The artists selected for this exhibition critically engage with the new media technologies that surround us– technologies that threaten to ensnare us at the same time they promise to set us free– while investigating digital forms of privacy, identity, and nature.
eteam (Franziska Lamprecht and Hajoe Moderegger)
Melodie Mousset and Edo Fouilloux
Image: Still from Aquadisia (2022) by Stephanie Rothenberg
Artist and former Faculty Member Kimowan Metchewais continues to inspire other artists long after his untimely passing in 2011. Fellow artist Wendy Red Star speaks movingly about how she first encountered his work and what it means to her in this column in the New York Times: Seeing Myself in the Work of an Artist I Never Met
Newest faculty member Martin Wannam is one of the artists chosen for the XXIII Bienal de Arte Paiz in Guatemala.
From their website:
“Fundación Paiz is very excited about the twenty-third edition of the Bienal de Arte Paiz, which will take place from July 13 to 30, 2023, with an outstanding curatorial team made up of Francine Birbragher (USA) and Juan Canela (ESP).

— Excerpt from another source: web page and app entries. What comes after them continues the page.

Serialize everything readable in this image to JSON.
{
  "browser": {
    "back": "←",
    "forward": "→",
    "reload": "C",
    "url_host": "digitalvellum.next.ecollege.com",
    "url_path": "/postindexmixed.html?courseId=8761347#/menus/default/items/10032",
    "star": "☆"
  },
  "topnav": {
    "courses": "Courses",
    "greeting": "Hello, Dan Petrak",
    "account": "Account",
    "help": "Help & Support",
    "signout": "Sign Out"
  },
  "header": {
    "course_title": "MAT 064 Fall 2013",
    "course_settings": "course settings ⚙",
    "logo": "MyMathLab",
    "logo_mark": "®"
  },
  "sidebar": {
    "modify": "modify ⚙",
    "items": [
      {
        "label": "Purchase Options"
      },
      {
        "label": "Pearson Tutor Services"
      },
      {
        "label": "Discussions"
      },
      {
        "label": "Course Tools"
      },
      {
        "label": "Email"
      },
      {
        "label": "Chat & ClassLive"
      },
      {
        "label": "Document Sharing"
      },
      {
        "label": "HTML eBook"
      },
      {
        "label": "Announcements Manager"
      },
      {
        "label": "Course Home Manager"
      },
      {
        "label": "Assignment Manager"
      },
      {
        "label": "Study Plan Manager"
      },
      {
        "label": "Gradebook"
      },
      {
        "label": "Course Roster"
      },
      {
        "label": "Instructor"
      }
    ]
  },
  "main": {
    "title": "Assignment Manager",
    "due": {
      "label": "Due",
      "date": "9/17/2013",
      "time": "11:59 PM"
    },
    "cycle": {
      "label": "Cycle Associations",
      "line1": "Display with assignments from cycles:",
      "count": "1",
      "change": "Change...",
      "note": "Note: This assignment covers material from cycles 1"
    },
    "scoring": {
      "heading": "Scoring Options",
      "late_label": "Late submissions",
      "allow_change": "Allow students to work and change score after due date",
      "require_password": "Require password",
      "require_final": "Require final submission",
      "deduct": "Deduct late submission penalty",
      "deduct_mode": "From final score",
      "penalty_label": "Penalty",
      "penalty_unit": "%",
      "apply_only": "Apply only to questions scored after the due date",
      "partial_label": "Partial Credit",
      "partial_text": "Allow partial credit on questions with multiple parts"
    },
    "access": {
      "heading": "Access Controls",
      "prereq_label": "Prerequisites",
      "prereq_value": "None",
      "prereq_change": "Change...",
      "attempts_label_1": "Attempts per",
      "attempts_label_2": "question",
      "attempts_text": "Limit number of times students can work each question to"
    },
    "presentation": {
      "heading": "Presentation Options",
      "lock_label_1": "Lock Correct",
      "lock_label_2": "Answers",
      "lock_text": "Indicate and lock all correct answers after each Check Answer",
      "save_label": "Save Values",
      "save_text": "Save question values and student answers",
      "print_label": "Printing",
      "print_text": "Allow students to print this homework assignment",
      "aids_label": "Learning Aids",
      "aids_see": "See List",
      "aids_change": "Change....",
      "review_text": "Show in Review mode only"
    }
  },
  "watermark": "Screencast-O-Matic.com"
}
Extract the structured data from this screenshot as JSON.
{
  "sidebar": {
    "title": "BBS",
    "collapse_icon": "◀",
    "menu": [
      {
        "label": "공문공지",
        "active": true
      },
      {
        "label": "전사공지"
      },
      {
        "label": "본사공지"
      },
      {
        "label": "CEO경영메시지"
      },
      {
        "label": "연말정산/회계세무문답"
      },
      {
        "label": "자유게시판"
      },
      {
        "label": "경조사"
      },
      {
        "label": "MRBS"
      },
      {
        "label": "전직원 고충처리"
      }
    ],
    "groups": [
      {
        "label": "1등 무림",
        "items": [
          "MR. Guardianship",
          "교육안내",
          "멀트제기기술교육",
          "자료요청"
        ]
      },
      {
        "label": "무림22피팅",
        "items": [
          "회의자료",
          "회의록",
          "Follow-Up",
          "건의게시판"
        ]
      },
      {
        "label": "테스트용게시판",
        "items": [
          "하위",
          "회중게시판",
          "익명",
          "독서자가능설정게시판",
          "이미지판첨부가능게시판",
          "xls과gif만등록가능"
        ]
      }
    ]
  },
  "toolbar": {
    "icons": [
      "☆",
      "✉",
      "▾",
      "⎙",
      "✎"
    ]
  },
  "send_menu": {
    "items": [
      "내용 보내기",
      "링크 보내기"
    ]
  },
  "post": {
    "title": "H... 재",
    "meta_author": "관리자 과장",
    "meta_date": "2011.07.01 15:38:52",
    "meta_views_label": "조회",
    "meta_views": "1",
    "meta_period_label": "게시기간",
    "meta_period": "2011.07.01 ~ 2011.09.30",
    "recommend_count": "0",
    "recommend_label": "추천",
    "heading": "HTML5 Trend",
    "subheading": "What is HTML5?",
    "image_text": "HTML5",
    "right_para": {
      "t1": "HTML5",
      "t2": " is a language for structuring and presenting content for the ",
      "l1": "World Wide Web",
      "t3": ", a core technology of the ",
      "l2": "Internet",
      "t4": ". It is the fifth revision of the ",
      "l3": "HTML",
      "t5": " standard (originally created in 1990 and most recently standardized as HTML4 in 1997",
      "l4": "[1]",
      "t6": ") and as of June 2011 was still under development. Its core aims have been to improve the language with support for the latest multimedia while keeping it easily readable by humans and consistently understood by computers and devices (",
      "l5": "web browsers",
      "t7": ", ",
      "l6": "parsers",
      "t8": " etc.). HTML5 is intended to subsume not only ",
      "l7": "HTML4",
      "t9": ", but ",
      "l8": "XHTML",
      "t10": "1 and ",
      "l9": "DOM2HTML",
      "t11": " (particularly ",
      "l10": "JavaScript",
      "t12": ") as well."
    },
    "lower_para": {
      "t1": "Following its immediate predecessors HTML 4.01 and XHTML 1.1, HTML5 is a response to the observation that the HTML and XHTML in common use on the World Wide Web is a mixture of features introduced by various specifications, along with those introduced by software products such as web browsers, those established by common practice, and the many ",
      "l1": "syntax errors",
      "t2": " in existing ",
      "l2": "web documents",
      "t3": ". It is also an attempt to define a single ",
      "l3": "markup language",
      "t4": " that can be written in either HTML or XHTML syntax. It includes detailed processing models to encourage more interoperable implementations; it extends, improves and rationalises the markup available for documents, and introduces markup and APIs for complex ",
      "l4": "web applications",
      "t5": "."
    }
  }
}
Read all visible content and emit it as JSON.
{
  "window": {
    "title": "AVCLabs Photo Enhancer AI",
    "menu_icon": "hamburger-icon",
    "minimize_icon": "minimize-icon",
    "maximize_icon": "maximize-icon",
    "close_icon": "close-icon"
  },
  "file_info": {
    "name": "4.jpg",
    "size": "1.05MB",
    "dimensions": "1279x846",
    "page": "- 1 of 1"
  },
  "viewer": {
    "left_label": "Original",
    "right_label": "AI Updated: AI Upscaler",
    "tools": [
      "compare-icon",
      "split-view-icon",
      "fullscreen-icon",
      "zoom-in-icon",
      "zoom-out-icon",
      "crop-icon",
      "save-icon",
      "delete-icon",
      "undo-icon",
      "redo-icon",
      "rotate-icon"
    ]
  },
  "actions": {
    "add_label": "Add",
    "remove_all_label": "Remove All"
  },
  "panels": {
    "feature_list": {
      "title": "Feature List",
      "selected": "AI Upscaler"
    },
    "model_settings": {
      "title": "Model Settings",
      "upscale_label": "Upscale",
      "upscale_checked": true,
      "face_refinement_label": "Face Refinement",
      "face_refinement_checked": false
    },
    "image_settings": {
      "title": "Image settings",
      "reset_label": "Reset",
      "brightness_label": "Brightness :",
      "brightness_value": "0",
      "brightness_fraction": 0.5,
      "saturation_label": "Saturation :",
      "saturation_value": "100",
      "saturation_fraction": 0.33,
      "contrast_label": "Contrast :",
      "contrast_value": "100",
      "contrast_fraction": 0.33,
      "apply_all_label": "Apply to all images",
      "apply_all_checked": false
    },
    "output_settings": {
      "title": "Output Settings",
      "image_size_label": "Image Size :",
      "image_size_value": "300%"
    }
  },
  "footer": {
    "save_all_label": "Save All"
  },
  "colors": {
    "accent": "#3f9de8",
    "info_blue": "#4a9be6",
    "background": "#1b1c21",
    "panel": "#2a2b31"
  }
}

The curatorial team focused on creating an inclusive platform to open dialogue in the region because they noticed that spaces where ideas and thoughts are shared are important to nurture art.
In 2022, a public call was held to select national and international artists. Thanks to this, a very diverse exhibition was built. We are looking for new ways to present art so that it reaches more people!
In addition to the exhibitions, we will have different activities such as conservatories, workshops, and meetings that promote spaces for collective learning. Having your participation is the most important thing!”
You can see the full list of participating artists in the Bienal press release.
Emeritus Professor Mary Sturgeon’s new book The Gymnasium Area: Sculpture (Corinth XXIII.1) was published in December of 2022 and is now available for purchase.
Volume XXIII in the Corinth series is dedicated to the finds from the Gymnasium Area, excavated between 1965 and 1972 by James R. Wiseman and the University of Texas at Austin. Fascicle XXIII.1 presents the marble sculpture, 126 pieces dating between the 6th century B.C. and 5th century A.D. and found in or near a variety of built features, including the ornately decorated Bath-Fountain complex. Among the sculptural finds are portraits of athletes and civic officials and depictions of Dionysos, Hermes, and Aphrodite and the nymphs. Herms and statue bases also form part of the assemblage. This corpus grants us insight into the sculptural practices after the founding of the Roman colony at Corinth, and critical knowledge concerning display context, reuse, and the deposition of sculpture at a gymnasium in a large regional center of the eastern Mediterranean.